*** INFORMATION SUPPLIED Section Begins ***

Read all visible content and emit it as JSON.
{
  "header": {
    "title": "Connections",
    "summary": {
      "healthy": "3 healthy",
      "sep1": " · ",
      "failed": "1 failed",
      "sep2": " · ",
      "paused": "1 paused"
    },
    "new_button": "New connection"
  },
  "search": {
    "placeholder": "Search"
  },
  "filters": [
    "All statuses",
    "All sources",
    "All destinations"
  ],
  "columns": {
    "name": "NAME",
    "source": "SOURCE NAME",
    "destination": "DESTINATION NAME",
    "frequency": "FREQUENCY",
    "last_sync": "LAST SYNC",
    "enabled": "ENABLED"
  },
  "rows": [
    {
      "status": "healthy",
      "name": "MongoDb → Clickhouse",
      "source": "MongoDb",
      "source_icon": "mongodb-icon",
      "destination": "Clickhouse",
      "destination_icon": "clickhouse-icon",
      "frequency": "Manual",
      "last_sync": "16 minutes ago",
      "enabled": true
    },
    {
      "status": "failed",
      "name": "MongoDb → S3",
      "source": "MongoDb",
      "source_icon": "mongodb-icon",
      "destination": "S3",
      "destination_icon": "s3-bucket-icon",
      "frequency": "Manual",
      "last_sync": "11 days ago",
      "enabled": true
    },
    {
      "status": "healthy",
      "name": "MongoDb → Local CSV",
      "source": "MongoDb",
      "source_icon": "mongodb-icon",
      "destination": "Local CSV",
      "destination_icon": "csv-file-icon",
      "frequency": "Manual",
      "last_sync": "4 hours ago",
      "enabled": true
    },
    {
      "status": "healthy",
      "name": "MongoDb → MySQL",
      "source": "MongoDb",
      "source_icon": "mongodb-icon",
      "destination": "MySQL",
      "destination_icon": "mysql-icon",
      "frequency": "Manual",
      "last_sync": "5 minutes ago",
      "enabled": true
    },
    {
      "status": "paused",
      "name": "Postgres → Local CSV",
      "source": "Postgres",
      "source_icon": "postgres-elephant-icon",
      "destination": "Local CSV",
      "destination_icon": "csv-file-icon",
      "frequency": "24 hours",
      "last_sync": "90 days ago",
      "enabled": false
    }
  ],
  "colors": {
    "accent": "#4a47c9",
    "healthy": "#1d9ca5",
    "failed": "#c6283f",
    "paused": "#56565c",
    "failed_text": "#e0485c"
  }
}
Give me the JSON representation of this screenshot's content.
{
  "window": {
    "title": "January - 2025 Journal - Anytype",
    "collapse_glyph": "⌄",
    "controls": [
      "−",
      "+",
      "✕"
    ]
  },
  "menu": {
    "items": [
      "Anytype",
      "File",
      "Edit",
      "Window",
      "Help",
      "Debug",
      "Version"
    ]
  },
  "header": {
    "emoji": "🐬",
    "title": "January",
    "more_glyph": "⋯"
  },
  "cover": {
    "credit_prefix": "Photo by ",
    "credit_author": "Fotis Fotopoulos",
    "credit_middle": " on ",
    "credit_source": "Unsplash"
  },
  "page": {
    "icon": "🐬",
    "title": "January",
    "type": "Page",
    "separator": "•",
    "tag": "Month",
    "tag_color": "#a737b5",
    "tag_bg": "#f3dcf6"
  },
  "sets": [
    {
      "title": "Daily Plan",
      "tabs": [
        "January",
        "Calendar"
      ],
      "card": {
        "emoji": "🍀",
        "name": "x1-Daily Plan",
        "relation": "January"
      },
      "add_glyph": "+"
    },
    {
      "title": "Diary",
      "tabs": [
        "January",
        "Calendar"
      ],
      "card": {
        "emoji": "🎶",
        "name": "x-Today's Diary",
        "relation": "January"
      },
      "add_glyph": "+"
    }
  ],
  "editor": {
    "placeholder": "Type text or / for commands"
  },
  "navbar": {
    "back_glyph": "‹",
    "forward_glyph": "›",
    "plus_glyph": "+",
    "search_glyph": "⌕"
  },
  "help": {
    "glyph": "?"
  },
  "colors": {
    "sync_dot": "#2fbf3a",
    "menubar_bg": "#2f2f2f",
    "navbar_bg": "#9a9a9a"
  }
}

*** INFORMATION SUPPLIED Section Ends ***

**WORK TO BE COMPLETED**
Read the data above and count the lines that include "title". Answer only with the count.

**OUTPUT OF THE EXERCISE**
6